I found an inexpensive bamboo bowl at Daiso and decided to try it on the laser.
Here’s the label on the bottom of the bowl:
First I tried vector engraving. My guess was that it would take very little power to mark the soft wood, and that turned out to be correct. Here’s the result with vector speed at 100, vector power at 1, and vector current at 30%. Nice crisp letters, very black, quite shallow. Pretty good result.
Next test was raster engraving. Here’s what my file looked like:
And here’s my first attempt. I tried a very low power setting again, based on the fine results from vector engraving. However, it wasn’t enough for raster engraving. You can see how the fine lines tend to fade out. Note how the fat lines have been broken into two lines, on the left and right edges where the laser turns on during rastering, and the horizontal fat line is missing entirely because it doesn’t get the turn-on pulse.
So, I turned the power up until the fat lines filled in. Here’s the result. The fine lines are nicely fleshed out and the fat lines are filled in, and everything is nice and dark. Very promising looking!
But then I wiped the bowl with a damp paper towel, and most of the black came right off, revealing an ugly core material that resembles cheap cardboard. This is not the effect I was hoping to get.
Even after wiping, there was some darkening in the places where the laser had the most effect, so I decided to see if I could get consistent dark engraving by simply turning up the power. I interrupted the test after it had engraved just the top of the pentagon. It was cutting quite deep into the bowl, and generating a lot of black debris on the surface.
The debris wiped off easily, but so did a lot of the black material, even deep down into the cut.

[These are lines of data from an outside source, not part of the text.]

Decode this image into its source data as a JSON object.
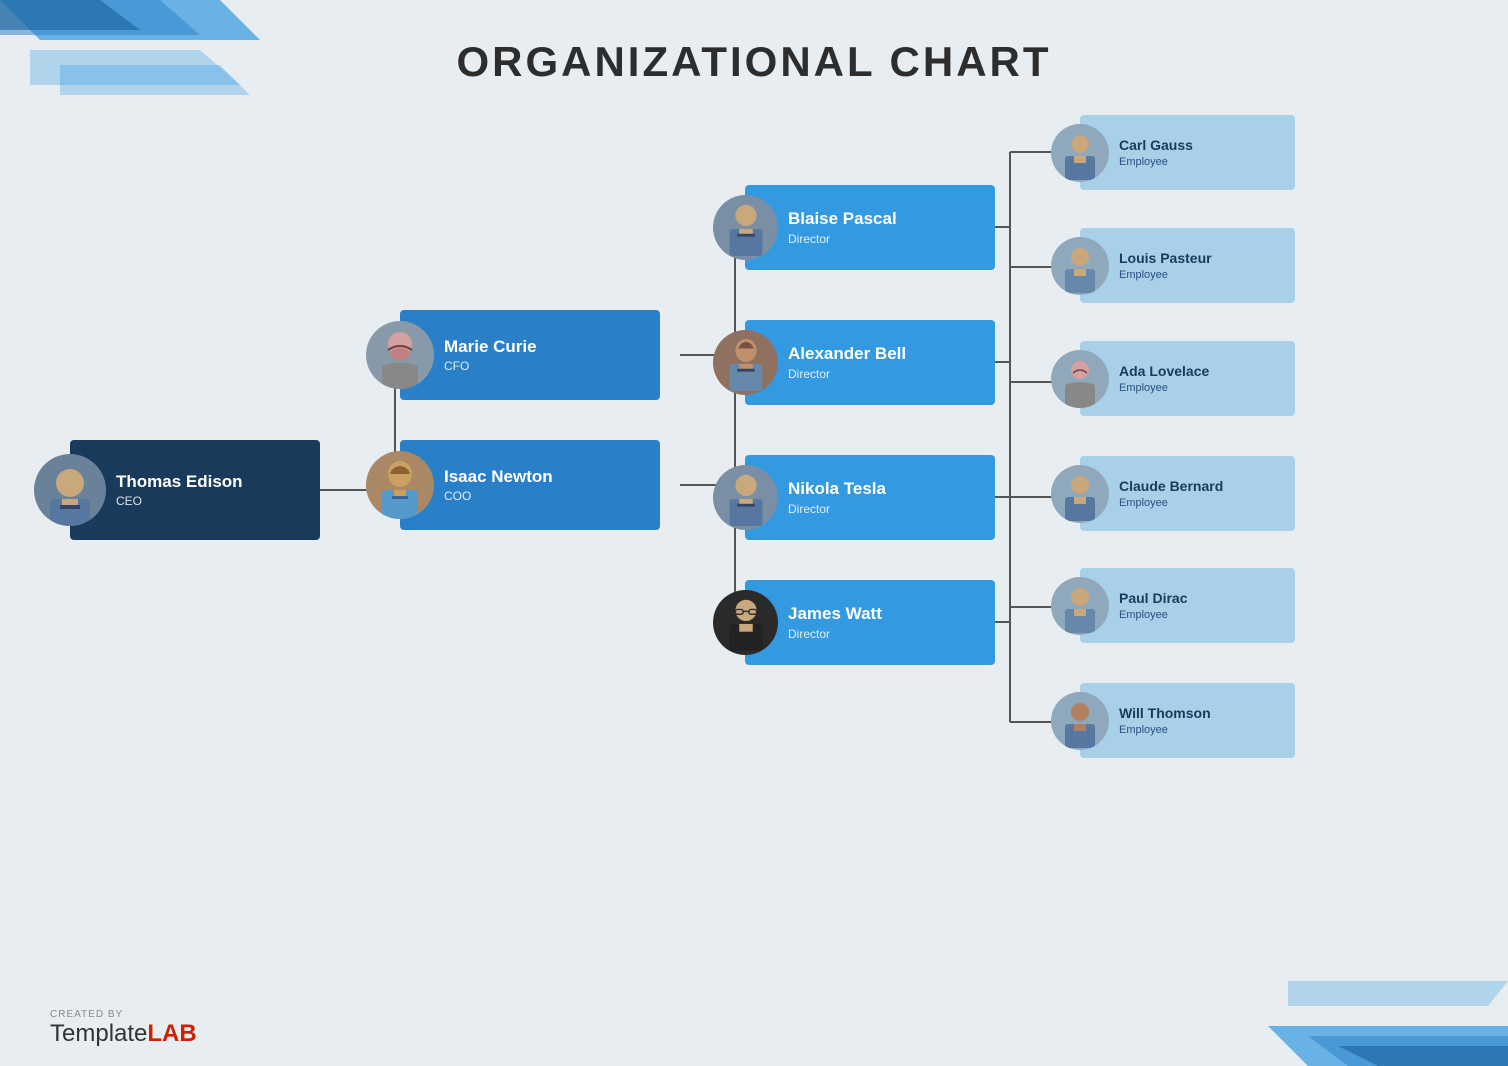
{
  "title": "ORGANIZATIONAL CHART",
  "nodes": {
    "ceo": {
      "name": "Thomas Edison",
      "role": "CEO"
    },
    "cfo": {
      "name": "Marie Curie",
      "role": "CFO"
    },
    "coo": {
      "name": "Isaac Newton",
      "role": "COO"
    },
    "pascal": {
      "name": "Blaise Pascal",
      "role": "Director"
    },
    "bell": {
      "name": "Alexander Bell",
      "role": "Director"
    },
    "tesla": {
      "name": "Nikola Tesla",
      "role": "Director"
    },
    "watt": {
      "name": "James Watt",
      "role": "Director"
    },
    "gauss": {
      "name": "Carl Gauss",
      "role": "Employee"
    },
    "pasteur": {
      "name": "Louis Pasteur",
      "role": "Employee"
    },
    "lovelace": {
      "name": "Ada Lovelace",
      "role": "Employee"
    },
    "bernard": {
      "name": "Claude Bernard",
      "role": "Employee"
    },
    "dirac": {
      "name": "Paul Dirac",
      "role": "Employee"
    },
    "thomson": {
      "name": "Will Thomson",
      "role": "Employee"
    }
  },
  "watermark": {
    "created_by": "CREATED BY",
    "brand_light": "Template",
    "brand_bold": "LAB"
  },
  "colors": {
    "ceo_bg": "#1a3a5c",
    "mid_bg": "#2980c8",
    "dir_bg": "#3399e0",
    "emp_bg": "#a8d0e8",
    "accent": "#2980c8"
  }
}
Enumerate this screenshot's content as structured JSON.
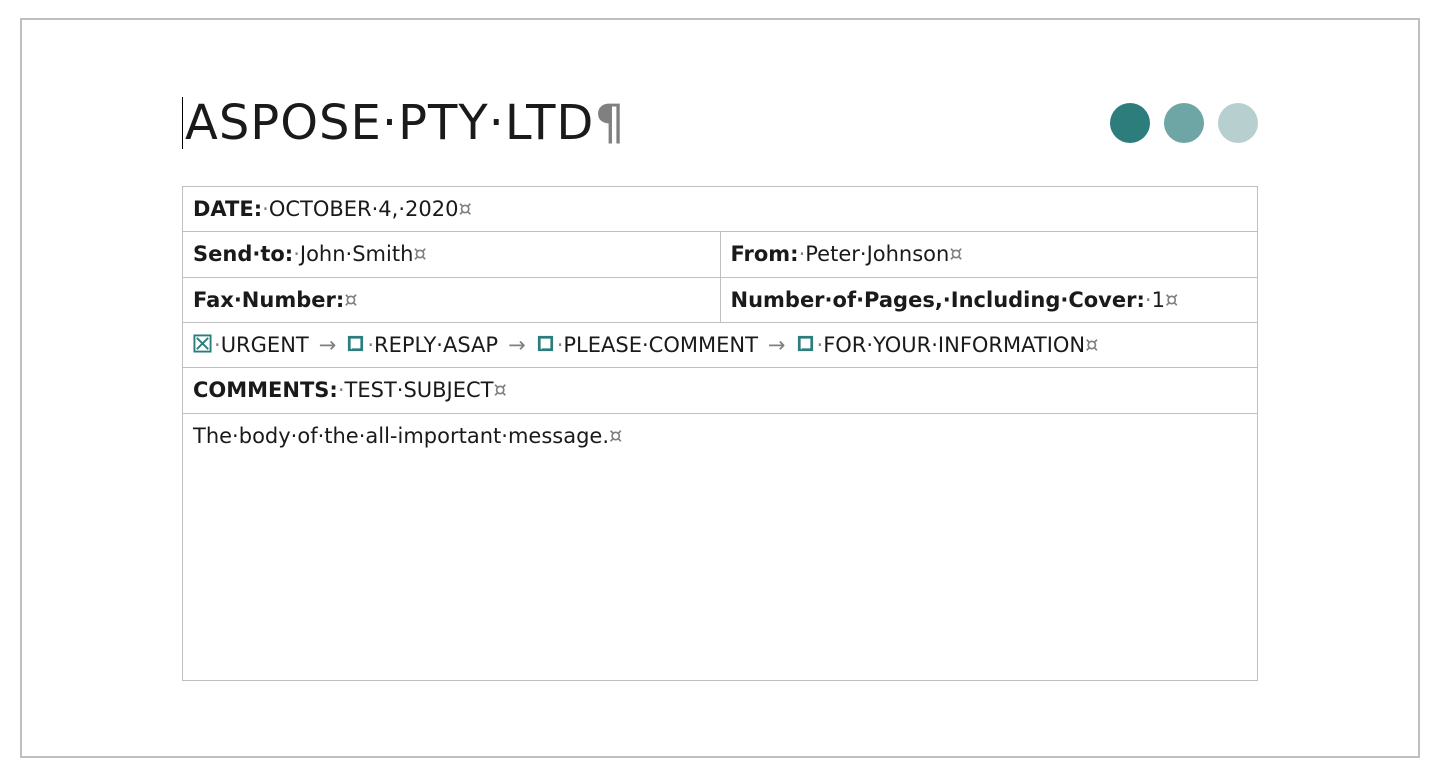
{
  "company_title": "ASPOSE·PTY·LTD",
  "logo_colors": [
    "#2e7d7d",
    "#6ea6a6",
    "#b7d0cf"
  ],
  "marks": {
    "pilcrow": "¶",
    "currency": "¤",
    "middot": "·",
    "arrow": "→"
  },
  "date": {
    "label": "DATE:",
    "value": "OCTOBER·4,·2020"
  },
  "send_to": {
    "label": "Send·to:",
    "value": "John·Smith"
  },
  "from": {
    "label": "From:",
    "value": "Peter·Johnson"
  },
  "fax_number": {
    "label": "Fax·Number:",
    "value": ""
  },
  "pages": {
    "label": "Number·of·Pages,·Including·Cover:",
    "value": "1"
  },
  "options": [
    {
      "label": "URGENT",
      "checked": true
    },
    {
      "label": "REPLY·ASAP",
      "checked": false
    },
    {
      "label": "PLEASE·COMMENT",
      "checked": false
    },
    {
      "label": "FOR·YOUR·INFORMATION",
      "checked": false
    }
  ],
  "comments": {
    "label": "COMMENTS:",
    "value": "TEST·SUBJECT"
  },
  "body": "The·body·of·the·all-important·message."
}
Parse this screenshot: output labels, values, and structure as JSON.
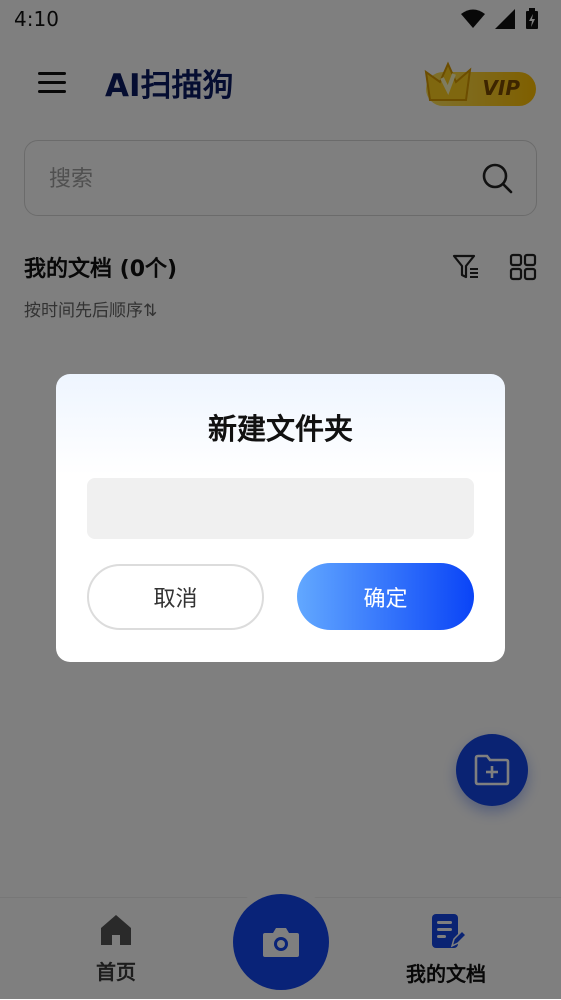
{
  "status_bar": {
    "time": "4:10"
  },
  "app": {
    "title": "AI扫描狗",
    "vip_label": "VIP"
  },
  "search": {
    "placeholder": "搜索"
  },
  "documents": {
    "title": "我的文档 (0个)",
    "sort_label": "按时间先后顺序⇅"
  },
  "bottom_nav": {
    "home_label": "首页",
    "docs_label": "我的文档"
  },
  "dialog": {
    "title": "新建文件夹",
    "input_value": "",
    "cancel_label": "取消",
    "confirm_label": "确定"
  },
  "colors": {
    "primary": "#1446E6",
    "title_navy": "#0B1B63",
    "vip_gold": "#FFC400",
    "overlay": "rgba(0,0,0,0.5)"
  }
}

I have to conclude that this material is not suitable for raster engraving, unless you really like that ugly cardboard finish. For vector engraving, it seems OK, but you probably need to make sure to use a very low setting, so as not to penetrate the thin outer layer of the material.